## Records supplied:
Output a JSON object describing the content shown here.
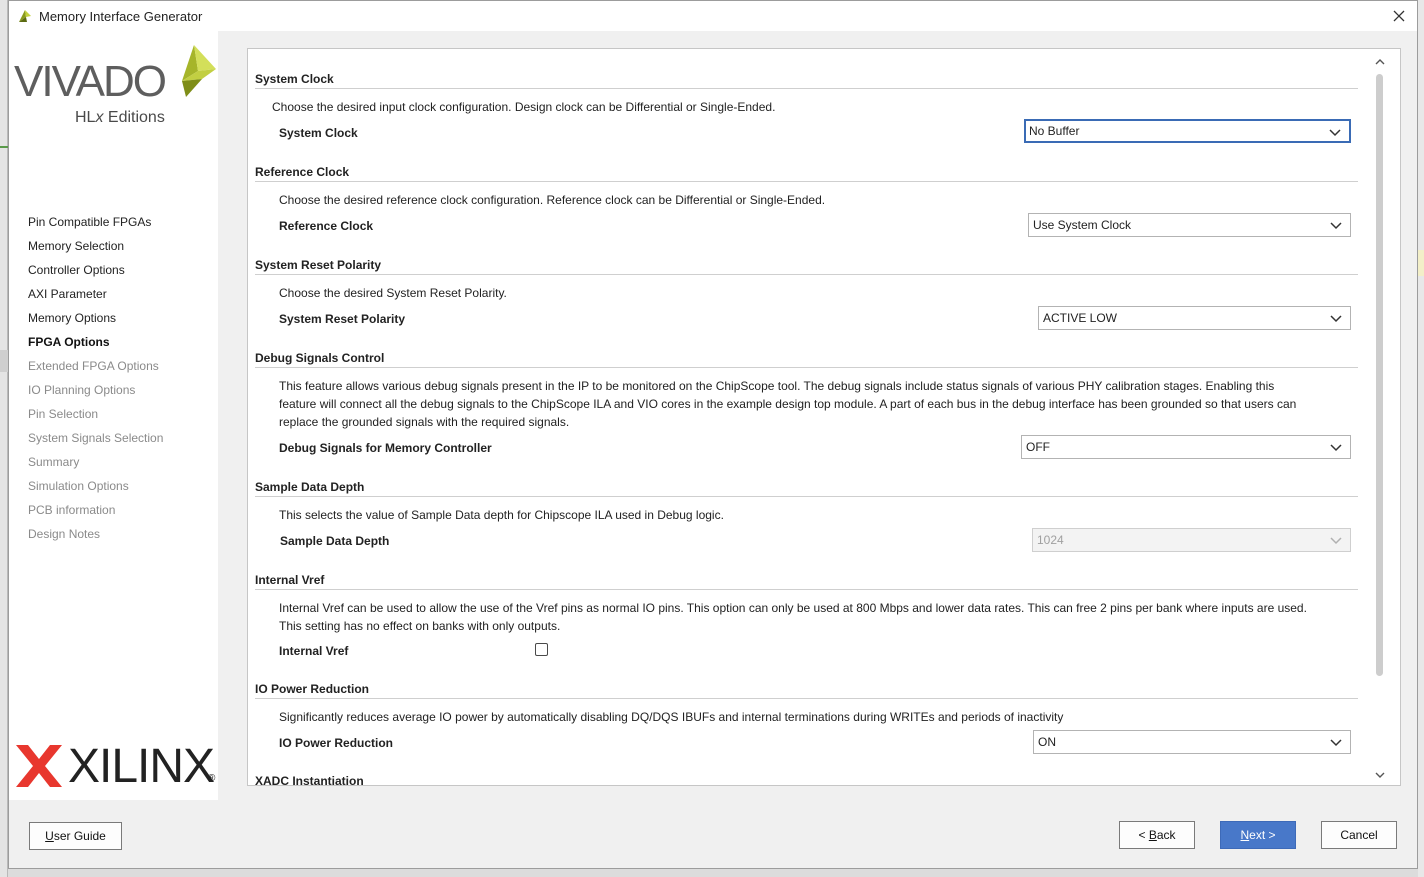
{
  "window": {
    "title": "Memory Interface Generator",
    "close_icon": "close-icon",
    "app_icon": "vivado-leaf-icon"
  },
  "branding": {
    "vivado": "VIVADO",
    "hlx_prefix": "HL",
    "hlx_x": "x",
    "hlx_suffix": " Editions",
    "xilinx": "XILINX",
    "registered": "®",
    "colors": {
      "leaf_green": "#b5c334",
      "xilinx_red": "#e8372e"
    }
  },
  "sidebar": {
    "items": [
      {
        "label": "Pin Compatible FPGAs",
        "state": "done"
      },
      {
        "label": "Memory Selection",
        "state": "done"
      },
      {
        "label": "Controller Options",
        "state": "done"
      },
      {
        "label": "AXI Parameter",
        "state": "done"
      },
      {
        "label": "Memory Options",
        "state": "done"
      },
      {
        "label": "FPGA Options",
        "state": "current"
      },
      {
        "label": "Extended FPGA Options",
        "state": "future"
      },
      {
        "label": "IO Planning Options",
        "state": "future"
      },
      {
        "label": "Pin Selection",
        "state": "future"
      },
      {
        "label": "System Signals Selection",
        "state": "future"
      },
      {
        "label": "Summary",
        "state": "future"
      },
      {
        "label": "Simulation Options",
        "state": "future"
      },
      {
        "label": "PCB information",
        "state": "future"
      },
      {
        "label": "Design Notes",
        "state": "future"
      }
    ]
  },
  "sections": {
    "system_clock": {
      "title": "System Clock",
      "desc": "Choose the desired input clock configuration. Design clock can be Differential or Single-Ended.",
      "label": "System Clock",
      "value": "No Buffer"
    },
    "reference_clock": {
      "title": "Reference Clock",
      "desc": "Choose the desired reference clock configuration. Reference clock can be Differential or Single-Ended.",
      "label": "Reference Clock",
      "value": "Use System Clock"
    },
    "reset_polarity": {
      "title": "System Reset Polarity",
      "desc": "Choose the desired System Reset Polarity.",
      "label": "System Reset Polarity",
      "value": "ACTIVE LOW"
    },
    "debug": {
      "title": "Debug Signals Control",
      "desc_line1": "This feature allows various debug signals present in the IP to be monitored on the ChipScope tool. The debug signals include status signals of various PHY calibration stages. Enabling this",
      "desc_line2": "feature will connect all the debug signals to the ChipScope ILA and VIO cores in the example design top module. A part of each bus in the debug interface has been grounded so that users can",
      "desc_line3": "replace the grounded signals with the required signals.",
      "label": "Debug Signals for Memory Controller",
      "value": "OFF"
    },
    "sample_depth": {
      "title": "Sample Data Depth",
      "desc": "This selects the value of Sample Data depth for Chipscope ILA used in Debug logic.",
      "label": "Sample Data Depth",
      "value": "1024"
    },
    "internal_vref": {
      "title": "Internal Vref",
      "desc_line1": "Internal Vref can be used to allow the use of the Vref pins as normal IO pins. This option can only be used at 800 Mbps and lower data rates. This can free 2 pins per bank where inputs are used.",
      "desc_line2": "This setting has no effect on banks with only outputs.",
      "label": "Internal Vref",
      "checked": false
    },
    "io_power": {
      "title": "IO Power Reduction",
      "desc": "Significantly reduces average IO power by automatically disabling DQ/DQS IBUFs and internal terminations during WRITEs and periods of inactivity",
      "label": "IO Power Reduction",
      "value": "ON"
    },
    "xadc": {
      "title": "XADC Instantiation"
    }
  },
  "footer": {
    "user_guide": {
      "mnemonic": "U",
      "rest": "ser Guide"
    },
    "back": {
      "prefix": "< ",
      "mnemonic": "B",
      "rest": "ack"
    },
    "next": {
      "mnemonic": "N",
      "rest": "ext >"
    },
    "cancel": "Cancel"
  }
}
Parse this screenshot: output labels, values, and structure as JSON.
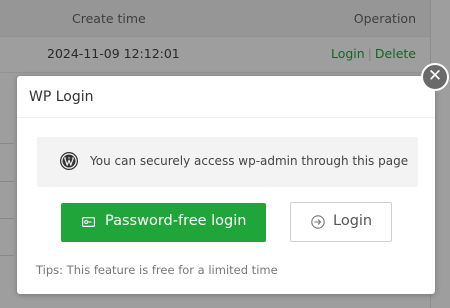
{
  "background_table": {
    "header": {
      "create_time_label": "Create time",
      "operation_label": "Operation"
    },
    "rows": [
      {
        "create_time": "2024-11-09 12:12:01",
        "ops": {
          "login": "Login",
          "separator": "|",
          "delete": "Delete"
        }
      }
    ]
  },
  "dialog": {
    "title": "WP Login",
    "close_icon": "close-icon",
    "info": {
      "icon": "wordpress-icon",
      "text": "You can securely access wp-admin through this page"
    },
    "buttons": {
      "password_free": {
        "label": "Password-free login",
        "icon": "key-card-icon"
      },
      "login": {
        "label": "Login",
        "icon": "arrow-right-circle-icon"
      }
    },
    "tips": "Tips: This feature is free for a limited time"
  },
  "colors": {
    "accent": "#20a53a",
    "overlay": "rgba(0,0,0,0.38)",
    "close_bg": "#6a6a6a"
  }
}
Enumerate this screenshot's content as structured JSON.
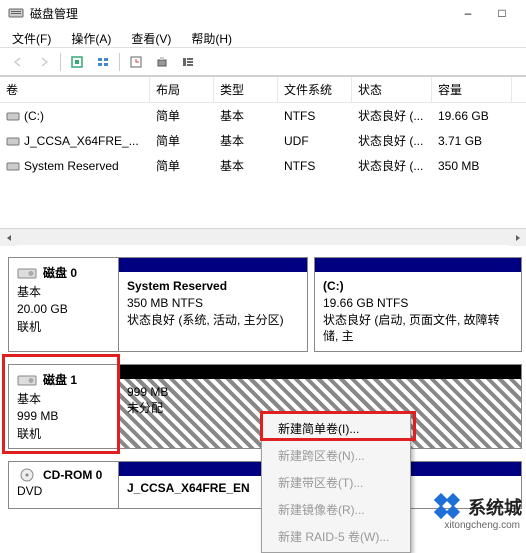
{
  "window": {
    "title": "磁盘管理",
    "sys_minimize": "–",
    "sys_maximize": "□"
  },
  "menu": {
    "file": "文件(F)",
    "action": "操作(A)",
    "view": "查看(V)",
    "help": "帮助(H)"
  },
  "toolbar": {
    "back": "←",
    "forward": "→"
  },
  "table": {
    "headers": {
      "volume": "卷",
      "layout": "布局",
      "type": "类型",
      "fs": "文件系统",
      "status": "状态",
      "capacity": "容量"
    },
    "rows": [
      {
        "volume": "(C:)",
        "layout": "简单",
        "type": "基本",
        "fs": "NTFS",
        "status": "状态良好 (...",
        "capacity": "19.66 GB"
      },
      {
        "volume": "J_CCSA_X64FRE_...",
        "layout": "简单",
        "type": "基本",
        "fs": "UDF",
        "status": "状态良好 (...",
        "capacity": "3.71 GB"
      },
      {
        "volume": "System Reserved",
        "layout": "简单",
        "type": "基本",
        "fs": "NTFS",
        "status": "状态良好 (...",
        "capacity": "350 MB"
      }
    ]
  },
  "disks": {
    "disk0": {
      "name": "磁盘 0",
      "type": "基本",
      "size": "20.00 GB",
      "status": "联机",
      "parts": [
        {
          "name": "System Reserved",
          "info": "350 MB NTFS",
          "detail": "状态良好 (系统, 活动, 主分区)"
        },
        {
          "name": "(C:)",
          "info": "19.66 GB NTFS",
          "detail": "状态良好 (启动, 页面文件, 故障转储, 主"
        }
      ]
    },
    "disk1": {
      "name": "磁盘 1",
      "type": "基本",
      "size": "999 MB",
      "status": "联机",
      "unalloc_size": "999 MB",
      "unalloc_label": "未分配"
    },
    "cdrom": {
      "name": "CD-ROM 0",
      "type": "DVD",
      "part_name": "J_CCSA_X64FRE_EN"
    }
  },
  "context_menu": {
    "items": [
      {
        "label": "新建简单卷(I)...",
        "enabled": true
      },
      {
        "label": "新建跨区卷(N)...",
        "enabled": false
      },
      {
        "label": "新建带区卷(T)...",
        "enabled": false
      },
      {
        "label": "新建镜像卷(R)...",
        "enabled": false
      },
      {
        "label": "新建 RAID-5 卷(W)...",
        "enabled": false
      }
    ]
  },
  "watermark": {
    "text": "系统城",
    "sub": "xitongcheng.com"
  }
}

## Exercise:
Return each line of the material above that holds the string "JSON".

## Result for this task:
Output a JSON object describing the content shown here.
Parse this screenshot: output labels, values, and structure as JSON.
Enumerate this screenshot's content as structured JSON.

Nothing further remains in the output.